  9. I have a pork shoulder Boston butt, I was going to make it on my Traeger grill, is this cut of meat better for pulled pork or will it be OK the have it as a roast

    1. Avatar for Mark Jenner Mark Jenner says:

      Hi Scott. You can roast it, then slice it. I’ve done this before, but to be honest other cuts of pork are better suited and take less work.

      If you do it, you should debone it, remove any large bits of fat and connective tissue that you can after deboning, and then roll and tie it, so it’s a uniform shape, will cook more evenly, and be easier to carve.

      It will be fatty, there will be some tough parts that people have to ‘eat around’, but you can still do it, and it is still nice. It’s not for everyone, and the only way to find out if you like it is, I’m afraid, to try it out and find out for yourself.

      But yes, it’s recommended to make pulled pork from it to get the most from the meat, not to roast and then slice, which other cuts are better suited to.

  10. Thank you for a clear, direct, and easy to follow article, Mark! This helps me understand the different cuts, thanks! 🙂

  11. Avatar for Fran Hartung Fran Hartung says:

    Which cut can I use for Chili Verde?

    1. Avatar for Mark Jenner Mark Jenner says:

      Hi, Fran. I believe boneless pork shoulder is typically used for Chili Verde, though I’m no expert on the dish I’m afraid.

  12. My cut of meat says “Pork Shoulder Butt”, which one is it?

  13. I’ve cooked pork before but never realized the difference.
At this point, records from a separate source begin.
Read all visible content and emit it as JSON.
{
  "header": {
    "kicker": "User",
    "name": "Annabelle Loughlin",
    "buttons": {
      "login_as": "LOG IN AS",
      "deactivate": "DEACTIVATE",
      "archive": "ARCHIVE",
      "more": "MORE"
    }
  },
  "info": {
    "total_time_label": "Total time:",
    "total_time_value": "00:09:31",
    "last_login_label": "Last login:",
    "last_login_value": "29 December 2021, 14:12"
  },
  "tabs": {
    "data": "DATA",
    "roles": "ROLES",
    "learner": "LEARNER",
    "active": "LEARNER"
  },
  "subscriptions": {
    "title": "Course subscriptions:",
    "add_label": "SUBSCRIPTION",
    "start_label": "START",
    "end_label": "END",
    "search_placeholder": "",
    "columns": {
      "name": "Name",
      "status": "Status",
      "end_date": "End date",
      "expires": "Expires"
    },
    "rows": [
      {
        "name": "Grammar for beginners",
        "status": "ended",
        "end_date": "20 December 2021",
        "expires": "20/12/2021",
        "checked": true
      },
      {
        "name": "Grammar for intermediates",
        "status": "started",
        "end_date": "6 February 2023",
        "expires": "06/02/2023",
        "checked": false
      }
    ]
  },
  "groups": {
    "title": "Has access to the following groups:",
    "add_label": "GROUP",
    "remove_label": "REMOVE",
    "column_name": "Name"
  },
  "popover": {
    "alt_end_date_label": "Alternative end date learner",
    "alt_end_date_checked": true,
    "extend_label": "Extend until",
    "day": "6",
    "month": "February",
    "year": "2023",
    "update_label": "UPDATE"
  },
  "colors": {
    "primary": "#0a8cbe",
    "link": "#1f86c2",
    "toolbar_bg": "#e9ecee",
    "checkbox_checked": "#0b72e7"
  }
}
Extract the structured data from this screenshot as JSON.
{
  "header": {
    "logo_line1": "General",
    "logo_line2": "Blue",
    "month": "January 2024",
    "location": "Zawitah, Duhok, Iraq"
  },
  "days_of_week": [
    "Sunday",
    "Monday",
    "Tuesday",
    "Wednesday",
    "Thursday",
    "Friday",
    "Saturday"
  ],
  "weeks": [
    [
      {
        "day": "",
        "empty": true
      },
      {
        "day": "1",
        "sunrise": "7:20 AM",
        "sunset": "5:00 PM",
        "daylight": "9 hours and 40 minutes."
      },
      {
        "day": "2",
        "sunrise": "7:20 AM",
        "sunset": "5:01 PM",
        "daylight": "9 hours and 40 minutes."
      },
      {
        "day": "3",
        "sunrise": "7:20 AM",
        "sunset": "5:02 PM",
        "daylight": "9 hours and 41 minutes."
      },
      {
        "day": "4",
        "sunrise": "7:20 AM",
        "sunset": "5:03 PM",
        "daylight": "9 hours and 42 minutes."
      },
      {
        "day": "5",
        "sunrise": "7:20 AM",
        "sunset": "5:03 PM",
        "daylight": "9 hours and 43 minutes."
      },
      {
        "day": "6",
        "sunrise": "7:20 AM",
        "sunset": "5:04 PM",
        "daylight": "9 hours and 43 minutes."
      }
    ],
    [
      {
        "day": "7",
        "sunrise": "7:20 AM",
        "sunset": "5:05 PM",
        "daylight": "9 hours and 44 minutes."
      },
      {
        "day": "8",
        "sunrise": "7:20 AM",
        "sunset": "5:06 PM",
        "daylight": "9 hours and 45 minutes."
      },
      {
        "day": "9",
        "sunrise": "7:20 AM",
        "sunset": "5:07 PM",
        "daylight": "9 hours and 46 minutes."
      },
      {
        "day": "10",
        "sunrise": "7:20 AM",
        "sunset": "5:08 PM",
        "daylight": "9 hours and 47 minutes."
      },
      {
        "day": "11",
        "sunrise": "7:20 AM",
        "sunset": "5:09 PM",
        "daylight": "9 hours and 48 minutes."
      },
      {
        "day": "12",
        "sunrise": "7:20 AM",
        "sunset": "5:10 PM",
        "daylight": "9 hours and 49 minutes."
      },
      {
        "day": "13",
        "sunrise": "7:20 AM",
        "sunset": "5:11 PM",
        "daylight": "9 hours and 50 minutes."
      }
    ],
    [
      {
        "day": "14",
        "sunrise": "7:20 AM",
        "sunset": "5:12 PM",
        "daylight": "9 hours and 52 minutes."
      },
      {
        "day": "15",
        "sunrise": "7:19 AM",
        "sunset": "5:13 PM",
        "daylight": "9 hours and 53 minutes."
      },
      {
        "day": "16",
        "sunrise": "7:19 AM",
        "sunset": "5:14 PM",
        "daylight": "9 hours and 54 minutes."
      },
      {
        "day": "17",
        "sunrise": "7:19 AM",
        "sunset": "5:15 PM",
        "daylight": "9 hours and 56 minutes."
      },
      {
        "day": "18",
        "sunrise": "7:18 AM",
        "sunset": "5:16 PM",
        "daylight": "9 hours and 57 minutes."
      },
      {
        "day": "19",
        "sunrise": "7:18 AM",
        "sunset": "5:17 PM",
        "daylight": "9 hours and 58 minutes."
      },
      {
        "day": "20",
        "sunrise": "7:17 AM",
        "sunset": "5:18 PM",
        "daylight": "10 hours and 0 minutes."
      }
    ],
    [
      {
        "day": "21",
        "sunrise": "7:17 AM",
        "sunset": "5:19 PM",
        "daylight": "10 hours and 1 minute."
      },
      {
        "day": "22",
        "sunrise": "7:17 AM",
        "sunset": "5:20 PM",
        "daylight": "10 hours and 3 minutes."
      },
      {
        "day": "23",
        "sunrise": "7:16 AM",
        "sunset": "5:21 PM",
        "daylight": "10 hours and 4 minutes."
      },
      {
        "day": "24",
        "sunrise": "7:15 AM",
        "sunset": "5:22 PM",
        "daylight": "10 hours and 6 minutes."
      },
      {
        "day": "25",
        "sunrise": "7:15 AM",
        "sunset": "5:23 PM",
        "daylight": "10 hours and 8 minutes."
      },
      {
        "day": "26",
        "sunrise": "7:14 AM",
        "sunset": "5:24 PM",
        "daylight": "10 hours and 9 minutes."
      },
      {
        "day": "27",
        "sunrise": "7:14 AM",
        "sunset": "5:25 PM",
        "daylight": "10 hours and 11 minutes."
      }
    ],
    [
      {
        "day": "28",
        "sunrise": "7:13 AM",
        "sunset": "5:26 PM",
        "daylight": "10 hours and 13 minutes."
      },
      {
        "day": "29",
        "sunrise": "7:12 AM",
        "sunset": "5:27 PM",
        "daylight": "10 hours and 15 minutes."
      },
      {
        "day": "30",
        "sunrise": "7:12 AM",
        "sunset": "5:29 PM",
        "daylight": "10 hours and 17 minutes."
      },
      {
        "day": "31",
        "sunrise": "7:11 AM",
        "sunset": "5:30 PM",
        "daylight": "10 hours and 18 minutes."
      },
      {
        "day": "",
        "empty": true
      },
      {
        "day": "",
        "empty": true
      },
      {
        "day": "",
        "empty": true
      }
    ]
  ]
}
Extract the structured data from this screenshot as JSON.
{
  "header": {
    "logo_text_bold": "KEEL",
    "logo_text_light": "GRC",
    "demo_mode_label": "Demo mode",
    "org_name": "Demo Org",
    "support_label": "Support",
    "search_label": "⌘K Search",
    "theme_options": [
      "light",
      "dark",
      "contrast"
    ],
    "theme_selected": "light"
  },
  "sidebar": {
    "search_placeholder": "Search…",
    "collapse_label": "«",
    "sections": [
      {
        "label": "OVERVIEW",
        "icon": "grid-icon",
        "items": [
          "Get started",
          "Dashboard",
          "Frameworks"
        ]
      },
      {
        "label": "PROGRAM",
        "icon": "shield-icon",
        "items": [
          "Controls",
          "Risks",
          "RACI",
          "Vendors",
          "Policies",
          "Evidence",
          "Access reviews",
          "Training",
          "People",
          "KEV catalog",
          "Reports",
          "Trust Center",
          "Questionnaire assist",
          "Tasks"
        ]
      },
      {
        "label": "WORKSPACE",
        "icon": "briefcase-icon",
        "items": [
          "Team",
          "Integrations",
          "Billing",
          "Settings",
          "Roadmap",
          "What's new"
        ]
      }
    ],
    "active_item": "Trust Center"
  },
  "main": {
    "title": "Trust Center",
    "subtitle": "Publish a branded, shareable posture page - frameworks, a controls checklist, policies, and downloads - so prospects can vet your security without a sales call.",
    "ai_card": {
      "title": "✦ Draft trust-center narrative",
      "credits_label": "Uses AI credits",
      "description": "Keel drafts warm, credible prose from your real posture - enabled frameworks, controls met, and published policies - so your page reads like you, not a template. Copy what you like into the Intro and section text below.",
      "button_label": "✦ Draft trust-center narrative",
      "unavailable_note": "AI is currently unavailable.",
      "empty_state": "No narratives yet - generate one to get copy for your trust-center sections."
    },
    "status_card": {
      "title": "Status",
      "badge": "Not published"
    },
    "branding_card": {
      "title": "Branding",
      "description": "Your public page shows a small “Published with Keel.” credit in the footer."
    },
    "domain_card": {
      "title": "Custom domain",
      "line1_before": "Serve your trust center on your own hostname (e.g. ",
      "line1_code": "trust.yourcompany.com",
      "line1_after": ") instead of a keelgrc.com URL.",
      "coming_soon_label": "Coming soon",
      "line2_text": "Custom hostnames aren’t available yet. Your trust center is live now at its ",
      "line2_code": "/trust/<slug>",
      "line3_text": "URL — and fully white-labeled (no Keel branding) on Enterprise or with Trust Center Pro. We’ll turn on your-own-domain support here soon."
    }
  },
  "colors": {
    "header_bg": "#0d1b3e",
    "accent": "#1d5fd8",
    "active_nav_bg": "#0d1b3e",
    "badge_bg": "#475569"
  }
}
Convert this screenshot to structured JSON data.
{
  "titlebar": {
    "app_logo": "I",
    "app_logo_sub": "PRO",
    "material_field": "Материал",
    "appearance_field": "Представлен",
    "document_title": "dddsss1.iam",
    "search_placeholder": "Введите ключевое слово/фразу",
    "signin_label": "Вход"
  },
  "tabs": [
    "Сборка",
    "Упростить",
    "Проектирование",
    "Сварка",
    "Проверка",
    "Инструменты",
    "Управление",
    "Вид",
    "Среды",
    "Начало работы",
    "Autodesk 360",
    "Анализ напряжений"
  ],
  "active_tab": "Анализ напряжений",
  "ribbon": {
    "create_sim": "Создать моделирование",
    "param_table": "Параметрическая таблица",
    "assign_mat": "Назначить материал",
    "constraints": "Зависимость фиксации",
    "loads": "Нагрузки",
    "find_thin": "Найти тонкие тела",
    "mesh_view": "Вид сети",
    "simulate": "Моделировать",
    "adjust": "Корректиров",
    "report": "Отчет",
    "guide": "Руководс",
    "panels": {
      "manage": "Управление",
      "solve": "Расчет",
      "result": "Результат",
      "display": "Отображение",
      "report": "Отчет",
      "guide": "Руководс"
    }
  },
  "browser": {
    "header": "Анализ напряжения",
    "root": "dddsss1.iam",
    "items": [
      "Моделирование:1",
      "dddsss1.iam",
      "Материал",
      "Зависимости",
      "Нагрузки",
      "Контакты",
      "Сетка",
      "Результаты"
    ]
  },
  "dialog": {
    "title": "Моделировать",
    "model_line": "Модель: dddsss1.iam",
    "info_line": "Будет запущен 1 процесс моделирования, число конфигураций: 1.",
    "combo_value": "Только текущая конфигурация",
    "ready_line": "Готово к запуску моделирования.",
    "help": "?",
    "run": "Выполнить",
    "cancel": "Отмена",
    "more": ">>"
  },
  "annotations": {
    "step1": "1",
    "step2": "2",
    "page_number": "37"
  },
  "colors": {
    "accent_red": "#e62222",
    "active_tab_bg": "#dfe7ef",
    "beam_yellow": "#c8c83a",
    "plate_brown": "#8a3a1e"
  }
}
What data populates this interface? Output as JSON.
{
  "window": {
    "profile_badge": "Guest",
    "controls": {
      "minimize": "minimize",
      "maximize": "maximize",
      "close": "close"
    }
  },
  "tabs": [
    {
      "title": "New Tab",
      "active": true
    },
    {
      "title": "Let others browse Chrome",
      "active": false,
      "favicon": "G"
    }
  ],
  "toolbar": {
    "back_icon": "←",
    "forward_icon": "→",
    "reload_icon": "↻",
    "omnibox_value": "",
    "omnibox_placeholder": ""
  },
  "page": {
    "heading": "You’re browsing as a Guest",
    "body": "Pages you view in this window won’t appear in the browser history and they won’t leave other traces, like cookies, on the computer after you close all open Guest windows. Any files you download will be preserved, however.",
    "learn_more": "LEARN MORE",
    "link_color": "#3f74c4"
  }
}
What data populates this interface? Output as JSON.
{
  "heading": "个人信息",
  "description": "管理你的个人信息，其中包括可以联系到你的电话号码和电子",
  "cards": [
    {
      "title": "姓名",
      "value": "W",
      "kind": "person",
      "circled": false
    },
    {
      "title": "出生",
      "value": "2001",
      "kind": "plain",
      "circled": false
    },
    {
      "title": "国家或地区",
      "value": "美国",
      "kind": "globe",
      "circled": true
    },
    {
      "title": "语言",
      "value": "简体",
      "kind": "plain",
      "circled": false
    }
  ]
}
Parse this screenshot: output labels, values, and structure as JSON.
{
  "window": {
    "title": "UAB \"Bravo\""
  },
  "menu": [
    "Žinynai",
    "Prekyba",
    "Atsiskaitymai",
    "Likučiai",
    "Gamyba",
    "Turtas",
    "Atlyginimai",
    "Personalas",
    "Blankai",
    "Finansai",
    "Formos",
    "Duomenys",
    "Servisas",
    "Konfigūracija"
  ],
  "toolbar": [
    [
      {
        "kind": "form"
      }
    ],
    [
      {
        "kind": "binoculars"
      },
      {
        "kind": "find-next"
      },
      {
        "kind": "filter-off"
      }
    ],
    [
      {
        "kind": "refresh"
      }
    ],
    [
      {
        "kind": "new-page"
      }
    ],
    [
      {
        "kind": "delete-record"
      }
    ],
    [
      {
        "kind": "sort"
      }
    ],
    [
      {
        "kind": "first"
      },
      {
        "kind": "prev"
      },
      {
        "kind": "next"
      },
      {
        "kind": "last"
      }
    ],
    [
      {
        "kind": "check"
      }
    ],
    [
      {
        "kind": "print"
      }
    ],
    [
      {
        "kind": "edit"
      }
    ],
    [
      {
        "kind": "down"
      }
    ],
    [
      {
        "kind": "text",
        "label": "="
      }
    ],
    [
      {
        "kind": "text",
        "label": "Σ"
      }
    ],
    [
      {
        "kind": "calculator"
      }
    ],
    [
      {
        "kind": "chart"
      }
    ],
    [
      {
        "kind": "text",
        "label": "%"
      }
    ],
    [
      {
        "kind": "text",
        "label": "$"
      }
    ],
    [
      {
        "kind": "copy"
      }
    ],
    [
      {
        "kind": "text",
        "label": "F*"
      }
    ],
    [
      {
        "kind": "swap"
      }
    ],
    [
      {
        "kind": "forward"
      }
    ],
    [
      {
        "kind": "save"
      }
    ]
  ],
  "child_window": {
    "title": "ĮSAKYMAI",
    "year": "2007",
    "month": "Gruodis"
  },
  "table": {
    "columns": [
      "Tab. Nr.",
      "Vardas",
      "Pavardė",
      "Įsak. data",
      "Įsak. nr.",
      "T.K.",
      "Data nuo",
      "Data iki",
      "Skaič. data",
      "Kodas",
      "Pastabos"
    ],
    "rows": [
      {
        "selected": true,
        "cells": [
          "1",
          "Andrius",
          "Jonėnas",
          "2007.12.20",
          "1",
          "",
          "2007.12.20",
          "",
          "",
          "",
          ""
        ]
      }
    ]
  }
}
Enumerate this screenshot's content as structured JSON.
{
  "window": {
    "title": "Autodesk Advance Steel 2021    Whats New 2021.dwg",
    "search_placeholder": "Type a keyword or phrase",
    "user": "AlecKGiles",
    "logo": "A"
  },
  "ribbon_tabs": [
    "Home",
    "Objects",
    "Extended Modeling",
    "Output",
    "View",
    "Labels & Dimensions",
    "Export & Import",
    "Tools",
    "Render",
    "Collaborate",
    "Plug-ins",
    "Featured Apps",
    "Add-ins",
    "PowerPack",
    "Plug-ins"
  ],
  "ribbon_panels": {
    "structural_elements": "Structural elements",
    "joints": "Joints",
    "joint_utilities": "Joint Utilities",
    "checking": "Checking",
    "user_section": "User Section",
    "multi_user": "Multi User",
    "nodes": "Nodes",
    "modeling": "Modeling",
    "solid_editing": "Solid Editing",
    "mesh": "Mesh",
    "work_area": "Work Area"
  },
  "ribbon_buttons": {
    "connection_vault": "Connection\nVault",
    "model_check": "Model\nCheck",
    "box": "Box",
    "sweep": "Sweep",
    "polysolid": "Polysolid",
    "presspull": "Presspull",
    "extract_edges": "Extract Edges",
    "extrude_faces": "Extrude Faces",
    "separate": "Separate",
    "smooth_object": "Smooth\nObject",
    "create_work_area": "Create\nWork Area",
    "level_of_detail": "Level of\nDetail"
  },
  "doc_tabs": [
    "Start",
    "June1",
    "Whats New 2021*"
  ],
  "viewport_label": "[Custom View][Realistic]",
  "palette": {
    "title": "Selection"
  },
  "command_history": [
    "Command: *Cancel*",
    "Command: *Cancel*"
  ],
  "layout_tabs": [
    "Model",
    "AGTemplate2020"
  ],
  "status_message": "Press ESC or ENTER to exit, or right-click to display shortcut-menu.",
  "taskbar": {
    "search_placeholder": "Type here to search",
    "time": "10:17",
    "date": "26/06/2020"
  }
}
Thank you for explaining and how to cook it properly.

    I’d like to know if the pork shoulder ham I use for a “Boiled Dinner” with potatoes carrots cabbage is the same?

    1. Avatar for Mark Jenner Mark Jenner says:

      Hi Dale,

      Thanks for the kind words!

      The main difference is: A pork shoulder is from a front leg of the animal, whereas a ham is from a rear leg. Also, ham is a cured meat.

  14. My package says Pork Shoulder-Butt Roast on the Smithfield label but on the label from the grocery store it only says Pork Boston Butt Roast. So is it shoulder or butt??

  15. Avatar for Joe Montanari Joe Montanari says:

    Pork shoulder for Porchetta is awesome!

  16. Thank you for the article, Mark.
    I think I found a typo here, “ i.e., if you expect ten quests you’ll need at least 60 oz.”


    1. Mark Jenner says:

      Thanks, Daniel. Just fixed it!

More From Ingredients

A leg of lamb beautifully roasted and browned showing the Maillard reaction.
General Knowledge

The Maillard Reaction — What is it? And Why Should you Care?

The Maillard reaction is what we traditionally call ‘browning.’ It adds incredible flavor and is something you need to master if you wish to serve food at its very best. Grilling is one of the very best ways to create a seared crust via the Maillard effect, and today we learn all about it.

Two spatchcock chicken on a kamado grill.
Prep & Serving

How to Spatchcock a Chicken (With Video) — And Why You Should Try it!

Spatchcocking a chicken allows us to get dry rub and flavor onto more surface area while reducing the grilling time of a whole bird by half. It also lowers the chances of us over or undercooking the bird for a higher chance at a better end result. Here’s how to do it.

Griddle vs Grill: One of each installed in a kamado Joe Classic I.
General Knowledge

Griddle Vs Grill — What’s the Difference? How and What to Cook on Each?

Many people mistakenly call a griddle a grill…and vice versa. But they are different cooking surfaces, suited to different food types, requiring different techniques to use. This guide answers all your questions on griddle vs. grill, so you know how to use each and when you should pick one over the other.